--- Work to complete ---
Below are some entries. Output each one exactly as it appears.

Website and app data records
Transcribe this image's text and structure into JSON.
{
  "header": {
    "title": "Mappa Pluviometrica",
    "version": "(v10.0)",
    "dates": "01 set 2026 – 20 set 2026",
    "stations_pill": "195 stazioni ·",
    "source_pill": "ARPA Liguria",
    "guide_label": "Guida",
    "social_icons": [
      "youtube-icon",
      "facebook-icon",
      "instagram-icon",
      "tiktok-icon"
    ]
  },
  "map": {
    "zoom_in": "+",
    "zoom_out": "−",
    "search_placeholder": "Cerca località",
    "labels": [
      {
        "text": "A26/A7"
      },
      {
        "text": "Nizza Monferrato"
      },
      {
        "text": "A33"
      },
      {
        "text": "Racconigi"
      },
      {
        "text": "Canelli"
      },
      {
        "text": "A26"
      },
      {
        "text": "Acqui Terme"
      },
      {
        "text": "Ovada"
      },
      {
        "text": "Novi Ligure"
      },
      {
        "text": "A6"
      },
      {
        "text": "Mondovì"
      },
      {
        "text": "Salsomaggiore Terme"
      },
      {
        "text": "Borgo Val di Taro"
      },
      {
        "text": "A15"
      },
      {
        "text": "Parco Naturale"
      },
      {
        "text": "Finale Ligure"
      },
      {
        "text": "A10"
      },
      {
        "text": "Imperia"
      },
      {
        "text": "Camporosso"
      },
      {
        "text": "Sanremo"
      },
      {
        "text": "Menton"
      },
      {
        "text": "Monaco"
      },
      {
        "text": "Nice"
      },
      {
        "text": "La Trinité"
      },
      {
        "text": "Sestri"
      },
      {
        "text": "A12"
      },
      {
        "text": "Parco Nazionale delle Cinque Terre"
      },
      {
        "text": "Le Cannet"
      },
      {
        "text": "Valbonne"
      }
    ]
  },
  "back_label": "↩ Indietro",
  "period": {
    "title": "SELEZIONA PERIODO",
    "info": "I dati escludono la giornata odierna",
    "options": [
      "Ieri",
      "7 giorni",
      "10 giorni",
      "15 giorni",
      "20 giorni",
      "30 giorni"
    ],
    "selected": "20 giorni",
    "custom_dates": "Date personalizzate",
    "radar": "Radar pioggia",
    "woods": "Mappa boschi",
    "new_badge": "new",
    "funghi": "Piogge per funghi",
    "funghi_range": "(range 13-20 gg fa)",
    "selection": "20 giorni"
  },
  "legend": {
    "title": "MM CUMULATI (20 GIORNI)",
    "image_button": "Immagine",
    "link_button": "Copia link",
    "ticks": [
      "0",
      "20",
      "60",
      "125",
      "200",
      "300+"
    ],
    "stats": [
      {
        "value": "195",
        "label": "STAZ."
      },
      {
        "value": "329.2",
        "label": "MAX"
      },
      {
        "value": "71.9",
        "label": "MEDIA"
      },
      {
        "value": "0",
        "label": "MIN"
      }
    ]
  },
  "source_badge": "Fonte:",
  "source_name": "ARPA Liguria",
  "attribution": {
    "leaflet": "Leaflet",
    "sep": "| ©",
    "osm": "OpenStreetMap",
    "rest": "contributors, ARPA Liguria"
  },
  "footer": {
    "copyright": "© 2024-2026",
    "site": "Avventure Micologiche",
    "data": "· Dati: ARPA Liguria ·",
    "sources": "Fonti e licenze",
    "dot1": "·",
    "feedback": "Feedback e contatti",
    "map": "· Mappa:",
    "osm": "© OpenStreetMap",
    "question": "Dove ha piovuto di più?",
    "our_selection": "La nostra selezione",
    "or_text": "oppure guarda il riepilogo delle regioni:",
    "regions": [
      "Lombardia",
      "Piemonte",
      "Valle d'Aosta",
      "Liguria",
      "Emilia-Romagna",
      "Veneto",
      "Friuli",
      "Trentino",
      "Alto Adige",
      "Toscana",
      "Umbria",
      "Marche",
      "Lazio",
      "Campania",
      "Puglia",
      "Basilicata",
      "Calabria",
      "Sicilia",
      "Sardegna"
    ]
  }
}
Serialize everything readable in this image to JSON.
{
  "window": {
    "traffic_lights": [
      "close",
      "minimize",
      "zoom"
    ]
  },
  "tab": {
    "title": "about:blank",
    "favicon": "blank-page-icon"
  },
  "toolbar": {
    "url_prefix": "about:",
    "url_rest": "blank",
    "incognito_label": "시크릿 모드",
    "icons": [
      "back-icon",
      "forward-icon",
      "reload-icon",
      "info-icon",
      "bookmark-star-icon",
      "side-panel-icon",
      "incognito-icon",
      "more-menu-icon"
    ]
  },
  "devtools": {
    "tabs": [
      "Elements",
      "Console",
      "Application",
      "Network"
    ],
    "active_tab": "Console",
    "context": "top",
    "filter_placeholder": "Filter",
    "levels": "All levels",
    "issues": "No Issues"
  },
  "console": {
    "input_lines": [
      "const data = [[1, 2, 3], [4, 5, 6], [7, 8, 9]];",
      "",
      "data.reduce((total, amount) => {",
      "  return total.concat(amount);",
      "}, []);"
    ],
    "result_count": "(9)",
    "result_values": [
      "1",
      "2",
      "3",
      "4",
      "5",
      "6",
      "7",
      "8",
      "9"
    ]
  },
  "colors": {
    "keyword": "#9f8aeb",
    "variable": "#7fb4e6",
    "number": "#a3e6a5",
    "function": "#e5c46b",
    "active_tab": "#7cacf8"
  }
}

--- Exercise output ---
Transcribe this image's text and structure into JSON.
{
  "header": {
    "title": "Mappa Pluviometrica",
    "version": "(v10.0)",
    "dates": "01 set 2026 – 20 set 2026",
    "stations_pill": "195 stazioni ·",
    "source_pill": "ARPA Liguria",
    "guide_label": "Guida",
    "social_icons": [
      "youtube-icon",
      "facebook-icon",
      "instagram-icon",
      "tiktok-icon"
    ]
  },
  "map": {
    "zoom_in": "+",
    "zoom_out": "−",
    "search_placeholder": "Cerca località",
    "labels": [
      {
        "text": "A26/A7"
      },
      {
        "text": "Nizza Monferrato"
      },
      {
        "text": "A33"
      },
      {
        "text": "Racconigi"
      },
      {
        "text": "Canelli"
      },
      {
        "text": "A26"
      },
      {
        "text": "Acqui Terme"
      },
      {
        "text": "Ovada"
      },
      {
        "text": "Novi Ligure"
      },
      {
        "text": "A6"
      },
      {
        "text": "Mondovì"
      },
      {
        "text": "Salsomaggiore Terme"
      },
      {
        "text": "Borgo Val di Taro"
      },
      {
        "text": "A15"
      },
      {
        "text": "Parco Naturale"
      },
      {
        "text": "Finale Ligure"
      },
      {
        "text": "A10"
      },
      {
        "text": "Imperia"
      },
      {
        "text": "Camporosso"
      },
      {
        "text": "Sanremo"
      },
      {
        "text": "Menton"
      },
      {
        "text": "Monaco"
      },
      {
        "text": "Nice"
      },
      {
        "text": "La Trinité"
      },
      {
        "text": "Sestri"
      },
      {
        "text": "A12"
      },
      {
        "text": "Parco Nazionale delle Cinque Terre"
      },
      {
        "text": "Le Cannet"
      },
      {
        "text": "Valbonne"
      }
    ]
  },
  "back_label": "↩ Indietro",
  "period": {
    "title": "SELEZIONA PERIODO",
    "info": "I dati escludono la giornata odierna",
    "options": [
      "Ieri",
      "7 giorni",
      "10 giorni",
      "15 giorni",
      "20 giorni",
      "30 giorni"
    ],
    "selected": "20 giorni",
    "custom_dates": "Date personalizzate",
    "radar": "Radar pioggia",
    "woods": "Mappa boschi",
    "new_badge": "new",
    "funghi": "Piogge per funghi",
    "funghi_range": "(range 13-20 gg fa)",
    "selection": "20 giorni"
  },
  "legend": {
    "title": "MM CUMULATI (20 GIORNI)",
    "image_button": "Immagine",
    "link_button": "Copia link",
    "ticks": [
      "0",
      "20",
      "60",
      "125",
      "200",
      "300+"
    ],
    "stats": [
      {
        "value": "195",
        "label": "STAZ."
      },
      {
        "value": "329.2",
        "label": "MAX"
      },
      {
        "value": "71.9",
        "label": "MEDIA"
      },
      {
        "value": "0",
        "label": "MIN"
      }
    ]
  },
  "source_badge": "Fonte:",
  "source_name": "ARPA Liguria",
  "attribution": {
    "leaflet": "Leaflet",
    "sep": "| ©",
    "osm": "OpenStreetMap",
    "rest": "contributors, ARPA Liguria"
  },
  "footer": {
    "copyright": "© 2024-2026",
    "site": "Avventure Micologiche",
    "data": "· Dati: ARPA Liguria ·",
    "sources": "Fonti e licenze",
    "dot1": "·",
    "feedback": "Feedback e contatti",
    "map": "· Mappa:",
    "osm": "© OpenStreetMap",
    "question": "Dove ha piovuto di più?",
    "our_selection": "La nostra selezione",
    "or_text": "oppure guarda il riepilogo delle regioni:",
    "regions": [
      "Lombardia",
      "Piemonte",
      "Valle d'Aosta",
      "Liguria",
      "Emilia-Romagna",
      "Veneto",
      "Friuli",
      "Trentino",
      "Alto Adige",
      "Toscana",
      "Umbria",
      "Marche",
      "Lazio",
      "Campania",
      "Puglia",
      "Basilicata",
      "Calabria",
      "Sicilia",
      "Sardegna"
    ]
  }
}
Serialize everything readable in this image to JSON.
{
  "window": {
    "traffic_lights": [
      "close",
      "minimize",
      "zoom"
    ]
  },
  "tab": {
    "title": "about:blank",
    "favicon": "blank-page-icon"
  },
  "toolbar": {
    "url_prefix": "about:",
    "url_rest": "blank",
    "incognito_label": "시크릿 모드",
    "icons": [
      "back-icon",
      "forward-icon",
      "reload-icon",
      "info-icon",
      "bookmark-star-icon",
      "side-panel-icon",
      "incognito-icon",
      "more-menu-icon"
    ]
  },
  "devtools": {
    "tabs": [
      "Elements",
      "Console",
      "Application",
      "Network"
    ],
    "active_tab": "Console",
    "context": "top",
    "filter_placeholder": "Filter",
    "levels": "All levels",
    "issues": "No Issues"
  },
  "console": {
    "input_lines": [
      "const data = [[1, 2, 3], [4, 5, 6], [7, 8, 9]];",
      "",
      "data.reduce((total, amount) => {",
      "  return total.concat(amount);",
      "}, []);"
    ],
    "result_count": "(9)",
    "result_values": [
      "1",
      "2",
      "3",
      "4",
      "5",
      "6",
      "7",
      "8",
      "9"
    ]
  },
  "colors": {
    "keyword": "#9f8aeb",
    "variable": "#7fb4e6",
    "number": "#a3e6a5",
    "function": "#e5c46b",
    "active_tab": "#7cacf8"
  }
}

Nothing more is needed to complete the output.